EXERCISE REQUIREMENTS:
Take the data that sits below and write it out again exactly.

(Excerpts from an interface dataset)
*** Begin section ***

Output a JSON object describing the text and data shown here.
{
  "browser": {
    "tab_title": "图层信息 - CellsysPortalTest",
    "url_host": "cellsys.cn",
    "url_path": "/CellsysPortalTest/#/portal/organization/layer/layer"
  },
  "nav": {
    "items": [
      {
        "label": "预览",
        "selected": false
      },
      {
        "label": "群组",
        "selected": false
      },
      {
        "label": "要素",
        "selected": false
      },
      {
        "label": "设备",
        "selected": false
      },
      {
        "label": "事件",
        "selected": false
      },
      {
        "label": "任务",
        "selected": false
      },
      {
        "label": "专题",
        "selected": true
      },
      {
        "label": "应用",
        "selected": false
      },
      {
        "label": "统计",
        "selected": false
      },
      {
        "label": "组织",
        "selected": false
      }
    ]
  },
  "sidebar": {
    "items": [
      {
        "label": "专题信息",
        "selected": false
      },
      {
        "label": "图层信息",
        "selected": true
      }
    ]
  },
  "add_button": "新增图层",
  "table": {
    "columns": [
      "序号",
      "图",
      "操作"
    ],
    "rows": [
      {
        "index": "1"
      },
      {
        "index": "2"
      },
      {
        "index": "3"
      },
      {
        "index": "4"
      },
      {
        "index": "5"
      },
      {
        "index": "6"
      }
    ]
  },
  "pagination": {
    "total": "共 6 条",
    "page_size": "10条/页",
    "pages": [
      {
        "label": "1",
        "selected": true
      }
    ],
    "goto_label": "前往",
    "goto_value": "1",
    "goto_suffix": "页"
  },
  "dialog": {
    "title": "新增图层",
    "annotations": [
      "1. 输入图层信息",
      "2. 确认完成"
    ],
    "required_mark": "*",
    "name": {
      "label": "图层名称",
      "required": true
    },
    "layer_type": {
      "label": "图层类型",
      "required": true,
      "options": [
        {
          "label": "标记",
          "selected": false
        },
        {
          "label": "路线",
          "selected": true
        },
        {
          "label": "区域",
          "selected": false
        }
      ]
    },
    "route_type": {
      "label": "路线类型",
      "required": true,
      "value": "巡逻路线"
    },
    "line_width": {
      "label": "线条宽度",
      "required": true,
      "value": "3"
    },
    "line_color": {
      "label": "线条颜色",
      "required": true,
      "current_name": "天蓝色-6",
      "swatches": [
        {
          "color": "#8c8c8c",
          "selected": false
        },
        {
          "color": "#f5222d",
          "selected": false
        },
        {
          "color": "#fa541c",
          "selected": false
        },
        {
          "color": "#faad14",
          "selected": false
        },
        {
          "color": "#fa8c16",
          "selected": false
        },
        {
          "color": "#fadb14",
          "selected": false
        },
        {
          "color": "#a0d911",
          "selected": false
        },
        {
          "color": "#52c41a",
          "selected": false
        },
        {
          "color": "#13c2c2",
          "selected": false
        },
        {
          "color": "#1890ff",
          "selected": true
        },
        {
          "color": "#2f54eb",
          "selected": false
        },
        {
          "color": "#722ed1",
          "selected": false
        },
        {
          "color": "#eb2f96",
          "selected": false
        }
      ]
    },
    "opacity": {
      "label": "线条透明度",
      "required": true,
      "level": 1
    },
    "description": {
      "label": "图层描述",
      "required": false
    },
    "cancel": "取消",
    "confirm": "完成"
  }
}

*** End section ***

WORKED SOLUTION:
Output a JSON object describing the text and data shown here.
{
  "browser": {
    "tab_title": "图层信息 - CellsysPortalTest",
    "url_host": "cellsys.cn",
    "url_path": "/CellsysPortalTest/#/portal/organization/layer/layer"
  },
  "nav": {
    "items": [
      {
        "label": "预览",
        "selected": false
      },
      {
        "label": "群组",
        "selected": false
      },
      {
        "label": "要素",
        "selected": false
      },
      {
        "label": "设备",
        "selected": false
      },
      {
        "label": "事件",
        "selected": false
      },
      {
        "label": "任务",
        "selected": false
      },
      {
        "label": "专题",
        "selected": true
      },
      {
        "label": "应用",
        "selected": false
      },
      {
        "label": "统计",
        "selected": false
      },
      {
        "label": "组织",
        "selected": false
      }
    ]
  },
  "sidebar": {
    "items": [
      {
        "label": "专题信息",
        "selected": false
      },
      {
        "label": "图层信息",
        "selected": true
      }
    ]
  },
  "add_button": "新增图层",
  "table": {
    "columns": [
      "序号",
      "图",
      "操作"
    ],
    "rows": [
      {
        "index": "1"
      },
      {
        "index": "2"
      },
      {
        "index": "3"
      },
      {
        "index": "4"
      },
      {
        "index": "5"
      },
      {
        "index": "6"
      }
    ]
  },
  "pagination": {
    "total": "共 6 条",
    "page_size": "10条/页",
    "pages": [
      {
        "label": "1",
        "selected": true
      }
    ],
    "goto_label": "前往",
    "goto_value": "1",
    "goto_suffix": "页"
  },
  "dialog": {
    "title": "新增图层",
    "annotations": [
      "1. 输入图层信息",
      "2. 确认完成"
    ],
    "required_mark": "*",
    "name": {
      "label": "图层名称",
      "required": true
    },
    "layer_type": {
      "label": "图层类型",
      "required": true,
      "options": [
        {
          "label": "标记",
          "selected": false
        },
        {
          "label": "路线",
          "selected": true
        },
        {
          "label": "区域",
          "selected": false
        }
      ]
    },
    "route_type": {
      "label": "路线类型",
      "required": true,
      "value": "巡逻路线"
    },
    "line_width": {
      "label": "线条宽度",
      "required": true,
      "value": "3"
    },
    "line_color": {
      "label": "线条颜色",
      "required": true,
      "current_name": "天蓝色-6",
      "swatches": [
        {
          "color": "#8c8c8c",
          "selected": false
        },
        {
          "color": "#f5222d",
          "selected": false
        },
        {
          "color": "#fa541c",
          "selected": false
        },
        {
          "color": "#faad14",
          "selected": false
        },
        {
          "color": "#fa8c16",
          "selected": false
        },
        {
          "color": "#fadb14",
          "selected": false
        },
        {
          "color": "#a0d911",
          "selected": false
        },
        {
          "color": "#52c41a",
          "selected": false
        },
        {
          "color": "#13c2c2",
          "selected": false
        },
        {
          "color": "#1890ff",
          "selected": true
        },
        {
          "color": "#2f54eb",
          "selected": false
        },
        {
          "color": "#722ed1",
          "selected": false
        },
        {
          "color": "#eb2f96",
          "selected": false
        }
      ]
    },
    "opacity": {
      "label": "线条透明度",
      "required": true,
      "level": 1
    },
    "description": {
      "label": "图层描述",
      "required": false
    },
    "cancel": "取消",
    "confirm": "完成"
  }
}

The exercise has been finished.